Component data from apps and pages:
↓
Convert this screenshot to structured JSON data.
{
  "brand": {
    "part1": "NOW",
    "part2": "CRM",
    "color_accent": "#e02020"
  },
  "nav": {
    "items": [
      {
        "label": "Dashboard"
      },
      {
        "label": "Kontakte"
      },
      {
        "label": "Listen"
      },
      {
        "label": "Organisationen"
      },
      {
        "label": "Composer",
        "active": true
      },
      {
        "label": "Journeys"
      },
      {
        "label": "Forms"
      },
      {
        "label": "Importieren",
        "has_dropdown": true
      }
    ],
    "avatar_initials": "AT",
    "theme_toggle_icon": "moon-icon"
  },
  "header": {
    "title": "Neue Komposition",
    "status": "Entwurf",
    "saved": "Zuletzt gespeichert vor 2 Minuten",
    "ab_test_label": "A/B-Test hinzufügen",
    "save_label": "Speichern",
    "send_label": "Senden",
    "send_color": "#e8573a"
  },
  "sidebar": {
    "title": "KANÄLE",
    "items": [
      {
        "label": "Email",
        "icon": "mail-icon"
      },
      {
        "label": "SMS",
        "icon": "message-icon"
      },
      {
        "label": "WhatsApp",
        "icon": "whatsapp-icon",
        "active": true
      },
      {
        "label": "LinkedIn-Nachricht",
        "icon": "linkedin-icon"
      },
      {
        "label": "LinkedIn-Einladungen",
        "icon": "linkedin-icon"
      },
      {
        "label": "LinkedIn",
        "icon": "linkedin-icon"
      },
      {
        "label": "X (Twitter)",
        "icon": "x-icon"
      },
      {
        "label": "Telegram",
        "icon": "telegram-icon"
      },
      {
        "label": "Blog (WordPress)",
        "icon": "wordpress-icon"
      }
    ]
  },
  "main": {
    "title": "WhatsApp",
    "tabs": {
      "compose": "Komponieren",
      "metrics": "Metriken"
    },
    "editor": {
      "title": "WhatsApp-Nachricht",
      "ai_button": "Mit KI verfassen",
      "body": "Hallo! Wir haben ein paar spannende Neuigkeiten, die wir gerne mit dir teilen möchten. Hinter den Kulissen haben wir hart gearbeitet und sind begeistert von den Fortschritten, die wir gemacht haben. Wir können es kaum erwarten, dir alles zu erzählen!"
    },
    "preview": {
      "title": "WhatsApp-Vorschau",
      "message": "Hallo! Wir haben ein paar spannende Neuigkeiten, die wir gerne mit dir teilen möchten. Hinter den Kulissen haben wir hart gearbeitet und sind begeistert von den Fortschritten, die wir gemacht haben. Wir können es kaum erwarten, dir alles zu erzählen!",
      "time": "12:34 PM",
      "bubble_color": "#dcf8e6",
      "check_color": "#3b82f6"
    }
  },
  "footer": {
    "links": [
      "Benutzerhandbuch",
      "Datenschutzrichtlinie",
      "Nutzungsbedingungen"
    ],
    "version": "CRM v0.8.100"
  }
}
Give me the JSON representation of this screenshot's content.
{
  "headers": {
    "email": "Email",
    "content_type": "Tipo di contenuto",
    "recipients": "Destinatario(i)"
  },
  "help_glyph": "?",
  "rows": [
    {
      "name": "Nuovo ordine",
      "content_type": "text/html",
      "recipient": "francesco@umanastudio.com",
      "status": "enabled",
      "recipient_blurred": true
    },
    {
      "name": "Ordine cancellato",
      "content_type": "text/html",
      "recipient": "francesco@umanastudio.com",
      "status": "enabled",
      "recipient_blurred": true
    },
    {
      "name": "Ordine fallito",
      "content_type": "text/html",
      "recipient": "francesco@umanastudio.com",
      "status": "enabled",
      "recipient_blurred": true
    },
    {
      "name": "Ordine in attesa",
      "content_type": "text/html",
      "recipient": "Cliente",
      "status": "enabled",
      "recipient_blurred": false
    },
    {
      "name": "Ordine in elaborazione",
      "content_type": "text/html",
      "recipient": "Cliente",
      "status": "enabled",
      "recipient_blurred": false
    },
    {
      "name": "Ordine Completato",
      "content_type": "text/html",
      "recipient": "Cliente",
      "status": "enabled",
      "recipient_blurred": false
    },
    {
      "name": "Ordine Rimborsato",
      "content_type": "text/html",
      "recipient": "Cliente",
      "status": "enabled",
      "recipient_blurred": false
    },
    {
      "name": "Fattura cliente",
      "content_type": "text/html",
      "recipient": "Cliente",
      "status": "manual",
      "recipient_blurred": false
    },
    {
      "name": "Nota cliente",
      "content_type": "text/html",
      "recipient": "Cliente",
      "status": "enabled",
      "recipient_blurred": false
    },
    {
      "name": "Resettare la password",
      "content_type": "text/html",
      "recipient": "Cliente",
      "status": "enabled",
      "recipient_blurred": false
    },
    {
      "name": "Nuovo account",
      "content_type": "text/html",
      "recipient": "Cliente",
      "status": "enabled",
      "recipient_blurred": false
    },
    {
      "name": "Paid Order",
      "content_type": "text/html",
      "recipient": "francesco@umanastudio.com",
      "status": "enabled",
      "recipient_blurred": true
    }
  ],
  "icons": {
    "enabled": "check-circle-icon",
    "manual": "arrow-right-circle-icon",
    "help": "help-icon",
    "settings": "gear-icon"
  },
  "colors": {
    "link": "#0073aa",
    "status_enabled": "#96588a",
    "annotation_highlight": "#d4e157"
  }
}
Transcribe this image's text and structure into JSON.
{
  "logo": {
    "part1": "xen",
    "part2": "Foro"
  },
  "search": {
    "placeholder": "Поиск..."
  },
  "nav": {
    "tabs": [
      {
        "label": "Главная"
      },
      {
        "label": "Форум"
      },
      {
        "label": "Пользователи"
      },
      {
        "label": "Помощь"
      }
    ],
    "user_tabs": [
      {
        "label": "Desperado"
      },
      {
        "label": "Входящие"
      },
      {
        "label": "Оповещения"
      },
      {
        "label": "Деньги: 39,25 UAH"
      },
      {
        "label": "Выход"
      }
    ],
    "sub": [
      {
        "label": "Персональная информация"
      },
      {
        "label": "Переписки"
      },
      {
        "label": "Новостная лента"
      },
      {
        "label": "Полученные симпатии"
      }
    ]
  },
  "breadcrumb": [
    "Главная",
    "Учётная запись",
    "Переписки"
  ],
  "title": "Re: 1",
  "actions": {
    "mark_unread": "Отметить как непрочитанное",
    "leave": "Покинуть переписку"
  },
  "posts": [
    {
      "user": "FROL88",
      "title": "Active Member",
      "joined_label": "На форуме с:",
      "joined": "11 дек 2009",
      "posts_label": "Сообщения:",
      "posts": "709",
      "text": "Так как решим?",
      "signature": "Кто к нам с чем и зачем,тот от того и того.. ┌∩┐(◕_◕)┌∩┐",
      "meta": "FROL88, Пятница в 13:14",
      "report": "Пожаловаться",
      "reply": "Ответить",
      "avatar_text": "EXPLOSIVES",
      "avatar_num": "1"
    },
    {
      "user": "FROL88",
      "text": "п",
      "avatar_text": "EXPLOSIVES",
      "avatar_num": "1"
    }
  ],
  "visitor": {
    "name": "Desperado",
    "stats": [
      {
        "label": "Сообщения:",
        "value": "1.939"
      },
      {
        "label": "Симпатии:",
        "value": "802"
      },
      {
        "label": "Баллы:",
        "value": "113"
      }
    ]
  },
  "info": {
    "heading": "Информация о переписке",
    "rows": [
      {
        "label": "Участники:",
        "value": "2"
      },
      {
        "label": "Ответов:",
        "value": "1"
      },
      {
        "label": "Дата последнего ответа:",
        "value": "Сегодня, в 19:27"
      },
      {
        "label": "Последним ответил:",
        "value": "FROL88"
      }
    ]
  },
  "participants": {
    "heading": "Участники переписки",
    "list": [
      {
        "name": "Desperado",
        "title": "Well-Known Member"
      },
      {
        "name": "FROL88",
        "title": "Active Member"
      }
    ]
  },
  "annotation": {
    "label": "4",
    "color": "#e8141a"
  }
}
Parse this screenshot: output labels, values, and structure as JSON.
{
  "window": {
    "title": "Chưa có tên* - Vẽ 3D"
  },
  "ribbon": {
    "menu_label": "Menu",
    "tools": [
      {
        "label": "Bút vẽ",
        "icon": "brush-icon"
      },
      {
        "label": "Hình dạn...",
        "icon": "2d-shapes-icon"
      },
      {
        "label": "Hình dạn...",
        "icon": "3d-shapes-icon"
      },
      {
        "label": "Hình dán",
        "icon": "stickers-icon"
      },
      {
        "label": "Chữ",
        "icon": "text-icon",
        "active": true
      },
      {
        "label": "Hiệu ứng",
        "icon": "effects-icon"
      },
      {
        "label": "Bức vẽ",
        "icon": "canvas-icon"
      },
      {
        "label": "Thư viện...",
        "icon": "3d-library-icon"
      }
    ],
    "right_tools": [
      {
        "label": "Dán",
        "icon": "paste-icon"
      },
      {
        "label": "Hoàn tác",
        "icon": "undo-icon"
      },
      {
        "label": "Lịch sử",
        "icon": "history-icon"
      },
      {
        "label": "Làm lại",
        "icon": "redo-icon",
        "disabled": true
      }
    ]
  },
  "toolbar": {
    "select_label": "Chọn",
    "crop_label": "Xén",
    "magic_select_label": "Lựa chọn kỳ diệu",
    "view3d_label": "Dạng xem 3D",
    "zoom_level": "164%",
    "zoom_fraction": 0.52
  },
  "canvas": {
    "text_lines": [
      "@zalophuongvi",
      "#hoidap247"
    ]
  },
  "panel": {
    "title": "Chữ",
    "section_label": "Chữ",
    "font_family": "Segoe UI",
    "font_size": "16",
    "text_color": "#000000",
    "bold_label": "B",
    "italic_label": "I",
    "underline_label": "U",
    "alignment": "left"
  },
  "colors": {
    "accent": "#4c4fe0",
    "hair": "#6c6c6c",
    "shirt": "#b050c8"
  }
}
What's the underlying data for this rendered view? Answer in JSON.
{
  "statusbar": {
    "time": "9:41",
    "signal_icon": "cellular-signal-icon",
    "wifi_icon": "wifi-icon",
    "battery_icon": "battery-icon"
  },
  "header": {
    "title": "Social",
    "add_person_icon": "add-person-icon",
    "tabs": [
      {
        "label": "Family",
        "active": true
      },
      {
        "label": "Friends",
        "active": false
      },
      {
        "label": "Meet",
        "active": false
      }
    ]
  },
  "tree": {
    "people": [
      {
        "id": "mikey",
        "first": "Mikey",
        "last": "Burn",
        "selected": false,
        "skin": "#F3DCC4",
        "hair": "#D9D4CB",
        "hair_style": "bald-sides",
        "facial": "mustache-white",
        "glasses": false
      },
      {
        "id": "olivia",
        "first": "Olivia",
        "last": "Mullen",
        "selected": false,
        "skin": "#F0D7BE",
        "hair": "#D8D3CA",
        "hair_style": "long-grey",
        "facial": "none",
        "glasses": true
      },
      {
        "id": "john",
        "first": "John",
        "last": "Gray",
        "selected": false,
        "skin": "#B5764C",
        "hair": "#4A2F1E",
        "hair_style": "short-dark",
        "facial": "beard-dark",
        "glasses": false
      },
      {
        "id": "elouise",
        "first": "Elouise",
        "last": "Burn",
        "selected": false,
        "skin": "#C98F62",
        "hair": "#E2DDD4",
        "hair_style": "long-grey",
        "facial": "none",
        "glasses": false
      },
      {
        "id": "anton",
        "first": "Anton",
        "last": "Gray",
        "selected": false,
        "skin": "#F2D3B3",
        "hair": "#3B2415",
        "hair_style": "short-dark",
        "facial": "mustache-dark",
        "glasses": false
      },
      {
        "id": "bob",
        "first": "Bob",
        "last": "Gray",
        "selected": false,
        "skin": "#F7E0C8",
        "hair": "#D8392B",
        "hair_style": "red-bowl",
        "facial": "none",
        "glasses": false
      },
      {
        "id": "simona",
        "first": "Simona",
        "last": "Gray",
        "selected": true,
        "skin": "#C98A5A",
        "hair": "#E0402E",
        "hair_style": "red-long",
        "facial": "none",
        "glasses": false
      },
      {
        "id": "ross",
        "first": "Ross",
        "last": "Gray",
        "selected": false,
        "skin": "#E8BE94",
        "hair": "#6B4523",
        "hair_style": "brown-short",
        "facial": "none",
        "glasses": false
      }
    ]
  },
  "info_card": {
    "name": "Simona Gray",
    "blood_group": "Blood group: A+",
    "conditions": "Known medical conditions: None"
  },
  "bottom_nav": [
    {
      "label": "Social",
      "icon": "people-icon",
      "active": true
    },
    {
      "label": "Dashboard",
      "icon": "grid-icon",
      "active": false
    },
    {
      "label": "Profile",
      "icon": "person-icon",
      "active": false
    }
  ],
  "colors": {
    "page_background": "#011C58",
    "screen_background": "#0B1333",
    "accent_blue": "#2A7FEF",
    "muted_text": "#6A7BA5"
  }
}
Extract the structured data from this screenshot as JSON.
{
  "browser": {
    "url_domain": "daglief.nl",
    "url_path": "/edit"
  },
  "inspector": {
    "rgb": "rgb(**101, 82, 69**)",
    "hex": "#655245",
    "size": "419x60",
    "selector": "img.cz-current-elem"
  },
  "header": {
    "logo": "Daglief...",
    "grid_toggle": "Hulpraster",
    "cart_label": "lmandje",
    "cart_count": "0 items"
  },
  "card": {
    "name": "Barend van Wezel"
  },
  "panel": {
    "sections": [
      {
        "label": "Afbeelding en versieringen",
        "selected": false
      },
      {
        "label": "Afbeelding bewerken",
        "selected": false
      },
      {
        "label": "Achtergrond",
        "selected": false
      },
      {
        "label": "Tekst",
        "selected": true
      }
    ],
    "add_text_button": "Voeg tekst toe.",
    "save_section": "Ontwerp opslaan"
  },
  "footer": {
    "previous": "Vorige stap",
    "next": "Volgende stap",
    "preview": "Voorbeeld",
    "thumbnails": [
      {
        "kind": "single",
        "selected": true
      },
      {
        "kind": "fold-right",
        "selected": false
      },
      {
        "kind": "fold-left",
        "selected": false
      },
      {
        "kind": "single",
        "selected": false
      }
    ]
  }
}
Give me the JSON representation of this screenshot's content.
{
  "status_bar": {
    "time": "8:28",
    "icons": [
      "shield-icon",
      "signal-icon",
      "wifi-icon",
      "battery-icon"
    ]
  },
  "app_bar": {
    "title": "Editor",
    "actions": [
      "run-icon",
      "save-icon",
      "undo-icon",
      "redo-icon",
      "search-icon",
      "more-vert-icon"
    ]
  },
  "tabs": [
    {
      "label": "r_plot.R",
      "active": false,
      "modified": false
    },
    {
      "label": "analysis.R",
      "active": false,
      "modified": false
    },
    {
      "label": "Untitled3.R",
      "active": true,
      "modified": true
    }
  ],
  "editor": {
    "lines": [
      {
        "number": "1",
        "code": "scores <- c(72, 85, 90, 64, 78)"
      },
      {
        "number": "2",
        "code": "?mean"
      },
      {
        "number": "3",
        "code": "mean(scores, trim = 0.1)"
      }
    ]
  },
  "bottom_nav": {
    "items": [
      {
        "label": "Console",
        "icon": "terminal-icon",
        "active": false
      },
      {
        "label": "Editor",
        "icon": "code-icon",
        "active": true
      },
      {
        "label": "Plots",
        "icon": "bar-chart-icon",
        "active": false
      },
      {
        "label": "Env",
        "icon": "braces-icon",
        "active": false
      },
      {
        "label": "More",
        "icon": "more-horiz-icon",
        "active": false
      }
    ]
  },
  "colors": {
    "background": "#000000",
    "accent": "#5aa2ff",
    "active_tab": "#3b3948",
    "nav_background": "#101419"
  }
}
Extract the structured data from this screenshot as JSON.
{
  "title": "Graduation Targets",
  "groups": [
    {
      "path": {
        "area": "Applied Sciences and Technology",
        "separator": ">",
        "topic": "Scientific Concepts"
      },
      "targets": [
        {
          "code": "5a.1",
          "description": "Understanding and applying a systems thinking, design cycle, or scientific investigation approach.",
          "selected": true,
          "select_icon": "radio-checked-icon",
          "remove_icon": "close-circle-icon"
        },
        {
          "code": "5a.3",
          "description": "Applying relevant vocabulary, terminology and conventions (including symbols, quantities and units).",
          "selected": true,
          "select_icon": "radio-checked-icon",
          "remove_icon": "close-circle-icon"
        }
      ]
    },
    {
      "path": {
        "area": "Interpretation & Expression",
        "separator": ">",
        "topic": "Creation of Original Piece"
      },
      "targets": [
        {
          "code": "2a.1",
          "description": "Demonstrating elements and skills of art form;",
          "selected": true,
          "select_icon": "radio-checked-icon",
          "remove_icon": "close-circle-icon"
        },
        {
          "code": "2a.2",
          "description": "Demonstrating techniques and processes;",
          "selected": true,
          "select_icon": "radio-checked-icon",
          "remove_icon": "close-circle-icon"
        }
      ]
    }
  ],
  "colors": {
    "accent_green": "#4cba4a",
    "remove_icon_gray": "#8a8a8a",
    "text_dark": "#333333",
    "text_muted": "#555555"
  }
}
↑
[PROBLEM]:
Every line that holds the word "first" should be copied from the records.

[ANSWER BOX]:
        "first": "Mikey",
        "first": "Olivia",
        "first": "John",
        "first": "Elouise",
        "first": "Anton",
        "first": "Bob",
        "first": "Simona",
        "first": "Ross",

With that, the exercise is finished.